Records supplied: Begin
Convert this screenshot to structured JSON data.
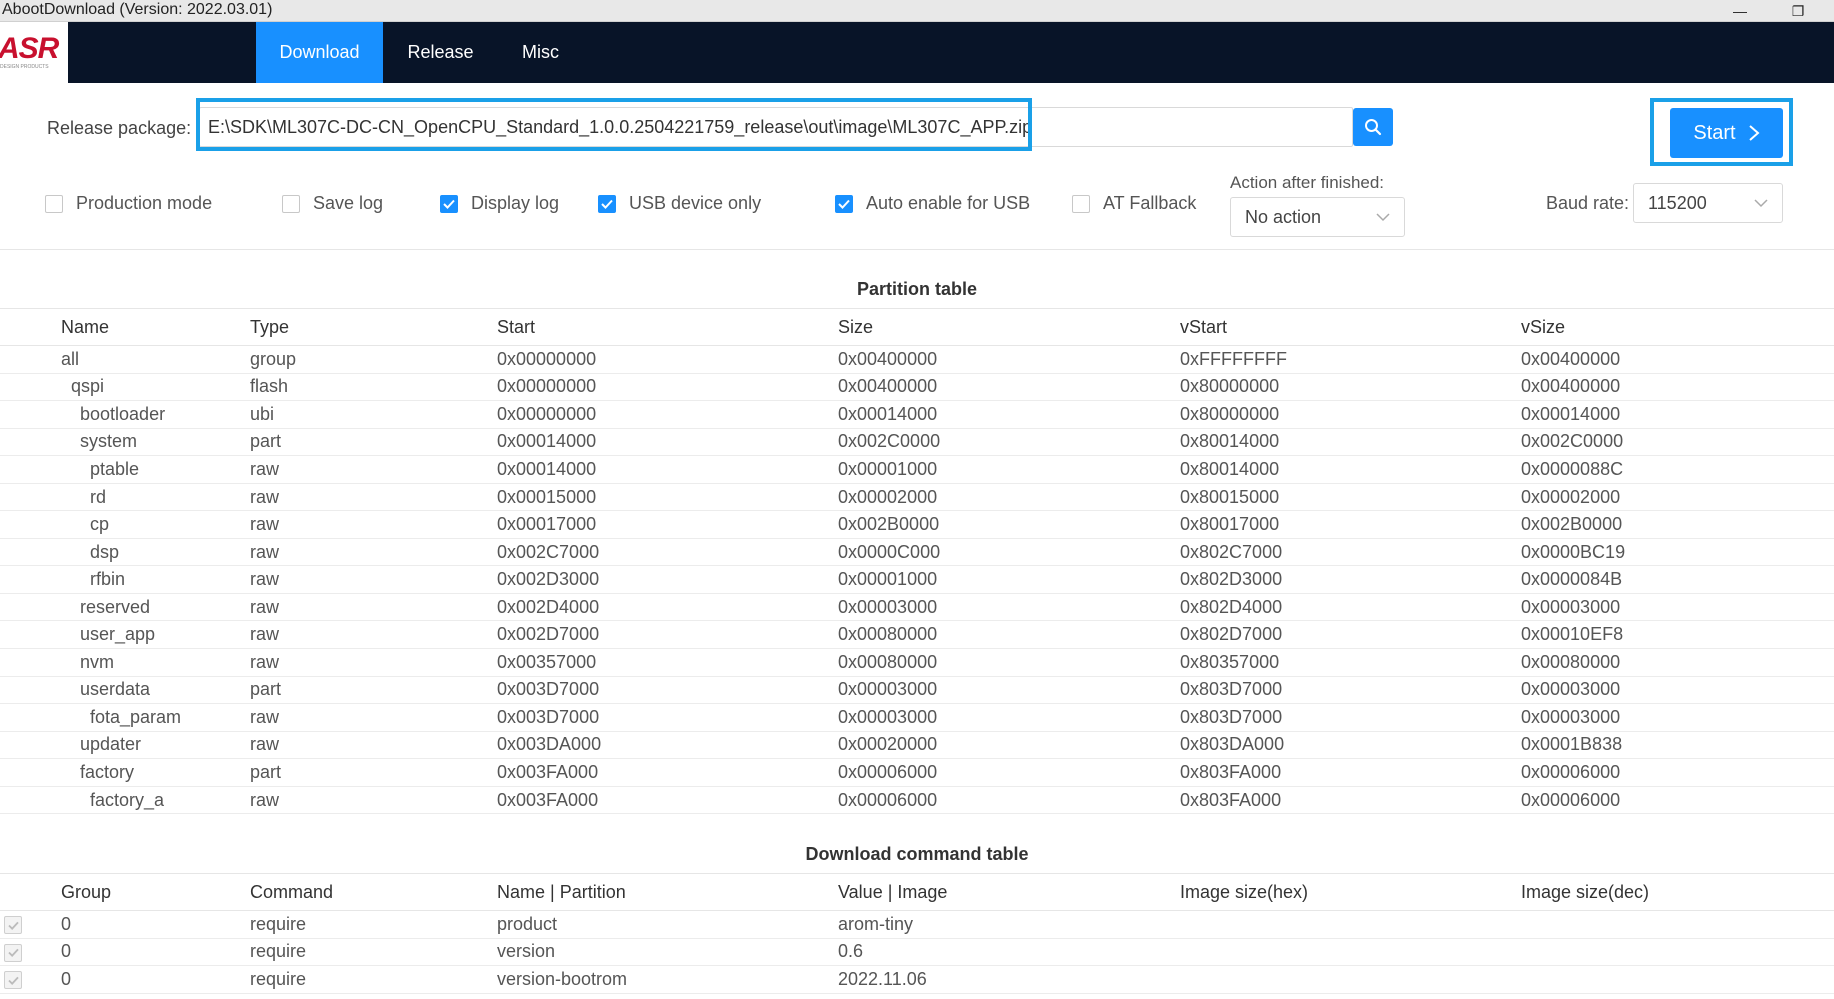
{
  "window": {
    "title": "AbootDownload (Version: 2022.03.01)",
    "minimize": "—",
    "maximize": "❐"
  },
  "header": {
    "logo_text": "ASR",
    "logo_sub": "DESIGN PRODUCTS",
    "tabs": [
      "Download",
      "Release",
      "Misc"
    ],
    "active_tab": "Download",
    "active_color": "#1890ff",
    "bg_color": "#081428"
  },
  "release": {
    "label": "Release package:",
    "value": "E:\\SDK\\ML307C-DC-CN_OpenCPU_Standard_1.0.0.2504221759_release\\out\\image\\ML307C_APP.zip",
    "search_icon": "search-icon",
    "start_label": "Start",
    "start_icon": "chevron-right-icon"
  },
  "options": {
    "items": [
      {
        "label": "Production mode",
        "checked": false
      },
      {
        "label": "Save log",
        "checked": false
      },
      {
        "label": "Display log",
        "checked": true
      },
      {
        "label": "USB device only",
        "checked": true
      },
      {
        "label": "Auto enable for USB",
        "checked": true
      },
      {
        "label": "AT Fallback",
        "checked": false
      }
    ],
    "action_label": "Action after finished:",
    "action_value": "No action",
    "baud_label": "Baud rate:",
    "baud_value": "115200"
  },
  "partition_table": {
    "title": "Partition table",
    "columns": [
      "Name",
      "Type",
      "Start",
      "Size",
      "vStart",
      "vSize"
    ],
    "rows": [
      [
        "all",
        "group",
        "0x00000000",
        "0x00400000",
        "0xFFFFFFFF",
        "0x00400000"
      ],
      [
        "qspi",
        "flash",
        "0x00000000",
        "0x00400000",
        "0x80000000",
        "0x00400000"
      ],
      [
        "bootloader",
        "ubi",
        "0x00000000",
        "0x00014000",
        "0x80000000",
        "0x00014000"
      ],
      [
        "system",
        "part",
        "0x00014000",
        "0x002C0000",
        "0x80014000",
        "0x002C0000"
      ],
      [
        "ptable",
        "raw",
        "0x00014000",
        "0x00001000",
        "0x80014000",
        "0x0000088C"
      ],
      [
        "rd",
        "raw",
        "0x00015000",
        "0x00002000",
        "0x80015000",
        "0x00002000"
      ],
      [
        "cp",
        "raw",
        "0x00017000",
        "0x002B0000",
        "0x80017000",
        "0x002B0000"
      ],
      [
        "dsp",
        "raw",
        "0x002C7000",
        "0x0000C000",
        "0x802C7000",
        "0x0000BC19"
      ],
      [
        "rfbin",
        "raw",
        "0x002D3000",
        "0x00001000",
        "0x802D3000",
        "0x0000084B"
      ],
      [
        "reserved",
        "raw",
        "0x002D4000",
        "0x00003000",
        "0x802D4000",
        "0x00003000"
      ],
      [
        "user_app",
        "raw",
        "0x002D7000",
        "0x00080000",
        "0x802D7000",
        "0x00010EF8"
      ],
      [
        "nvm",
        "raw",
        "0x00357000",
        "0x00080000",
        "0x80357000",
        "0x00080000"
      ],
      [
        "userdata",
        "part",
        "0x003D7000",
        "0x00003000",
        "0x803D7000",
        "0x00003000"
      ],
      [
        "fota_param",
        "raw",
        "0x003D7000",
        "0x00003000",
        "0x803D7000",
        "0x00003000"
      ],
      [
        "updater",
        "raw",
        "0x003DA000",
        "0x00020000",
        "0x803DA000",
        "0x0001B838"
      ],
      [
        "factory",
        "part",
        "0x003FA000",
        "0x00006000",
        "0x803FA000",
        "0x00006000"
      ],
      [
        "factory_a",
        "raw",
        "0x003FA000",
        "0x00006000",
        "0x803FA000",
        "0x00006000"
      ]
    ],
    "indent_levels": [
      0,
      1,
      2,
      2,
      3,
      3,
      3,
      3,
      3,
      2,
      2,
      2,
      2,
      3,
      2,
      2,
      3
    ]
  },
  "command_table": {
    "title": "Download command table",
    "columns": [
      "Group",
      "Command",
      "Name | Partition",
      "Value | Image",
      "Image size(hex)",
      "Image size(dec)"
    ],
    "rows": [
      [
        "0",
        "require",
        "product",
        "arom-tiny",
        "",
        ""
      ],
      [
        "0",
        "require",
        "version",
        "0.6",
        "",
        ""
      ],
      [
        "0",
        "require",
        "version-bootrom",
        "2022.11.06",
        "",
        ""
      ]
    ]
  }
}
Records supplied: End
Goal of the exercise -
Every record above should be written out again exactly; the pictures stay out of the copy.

Task response -
Convert this screenshot to structured JSON data.
{
  "window": {
    "title": "AbootDownload (Version: 2022.03.01)",
    "minimize": "—",
    "maximize": "❐"
  },
  "header": {
    "logo_text": "ASR",
    "logo_sub": "DESIGN PRODUCTS",
    "tabs": [
      "Download",
      "Release",
      "Misc"
    ],
    "active_tab": "Download",
    "active_color": "#1890ff",
    "bg_color": "#081428"
  },
  "release": {
    "label": "Release package:",
    "value": "E:\\SDK\\ML307C-DC-CN_OpenCPU_Standard_1.0.0.2504221759_release\\out\\image\\ML307C_APP.zip",
    "search_icon": "search-icon",
    "start_label": "Start",
    "start_icon": "chevron-right-icon"
  },
  "options": {
    "items": [
      {
        "label": "Production mode",
        "checked": false
      },
      {
        "label": "Save log",
        "checked": false
      },
      {
        "label": "Display log",
        "checked": true
      },
      {
        "label": "USB device only",
        "checked": true
      },
      {
        "label": "Auto enable for USB",
        "checked": true
      },
      {
        "label": "AT Fallback",
        "checked": false
      }
    ],
    "action_label": "Action after finished:",
    "action_value": "No action",
    "baud_label": "Baud rate:",
    "baud_value": "115200"
  },
  "partition_table": {
    "title": "Partition table",
    "columns": [
      "Name",
      "Type",
      "Start",
      "Size",
      "vStart",
      "vSize"
    ],
    "rows": [
      [
        "all",
        "group",
        "0x00000000",
        "0x00400000",
        "0xFFFFFFFF",
        "0x00400000"
      ],
      [
        "qspi",
        "flash",
        "0x00000000",
        "0x00400000",
        "0x80000000",
        "0x00400000"
      ],
      [
        "bootloader",
        "ubi",
        "0x00000000",
        "0x00014000",
        "0x80000000",
        "0x00014000"
      ],
      [
        "system",
        "part",
        "0x00014000",
        "0x002C0000",
        "0x80014000",
        "0x002C0000"
      ],
      [
        "ptable",
        "raw",
        "0x00014000",
        "0x00001000",
        "0x80014000",
        "0x0000088C"
      ],
      [
        "rd",
        "raw",
        "0x00015000",
        "0x00002000",
        "0x80015000",
        "0x00002000"
      ],
      [
        "cp",
        "raw",
        "0x00017000",
        "0x002B0000",
        "0x80017000",
        "0x002B0000"
      ],
      [
        "dsp",
        "raw",
        "0x002C7000",
        "0x0000C000",
        "0x802C7000",
        "0x0000BC19"
      ],
      [
        "rfbin",
        "raw",
        "0x002D3000",
        "0x00001000",
        "0x802D3000",
        "0x0000084B"
      ],
      [
        "reserved",
        "raw",
        "0x002D4000",
        "0x00003000",
        "0x802D4000",
        "0x00003000"
      ],
      [
        "user_app",
        "raw",
        "0x002D7000",
        "0x00080000",
        "0x802D7000",
        "0x00010EF8"
      ],
      [
        "nvm",
        "raw",
        "0x00357000",
        "0x00080000",
        "0x80357000",
        "0x00080000"
      ],
      [
        "userdata",
        "part",
        "0x003D7000",
        "0x00003000",
        "0x803D7000",
        "0x00003000"
      ],
      [
        "fota_param",
        "raw",
        "0x003D7000",
        "0x00003000",
        "0x803D7000",
        "0x00003000"
      ],
      [
        "updater",
        "raw",
        "0x003DA000",
        "0x00020000",
        "0x803DA000",
        "0x0001B838"
      ],
      [
        "factory",
        "part",
        "0x003FA000",
        "0x00006000",
        "0x803FA000",
        "0x00006000"
      ],
      [
        "factory_a",
        "raw",
        "0x003FA000",
        "0x00006000",
        "0x803FA000",
        "0x00006000"
      ]
    ],
    "indent_levels": [
      0,
      1,
      2,
      2,
      3,
      3,
      3,
      3,
      3,
      2,
      2,
      2,
      2,
      3,
      2,
      2,
      3
    ]
  },
  "command_table": {
    "title": "Download command table",
    "columns": [
      "Group",
      "Command",
      "Name | Partition",
      "Value | Image",
      "Image size(hex)",
      "Image size(dec)"
    ],
    "rows": [
      [
        "0",
        "require",
        "product",
        "arom-tiny",
        "",
        ""
      ],
      [
        "0",
        "require",
        "version",
        "0.6",
        "",
        ""
      ],
      [
        "0",
        "require",
        "version-bootrom",
        "2022.11.06",
        "",
        ""
      ]
    ]
  }
}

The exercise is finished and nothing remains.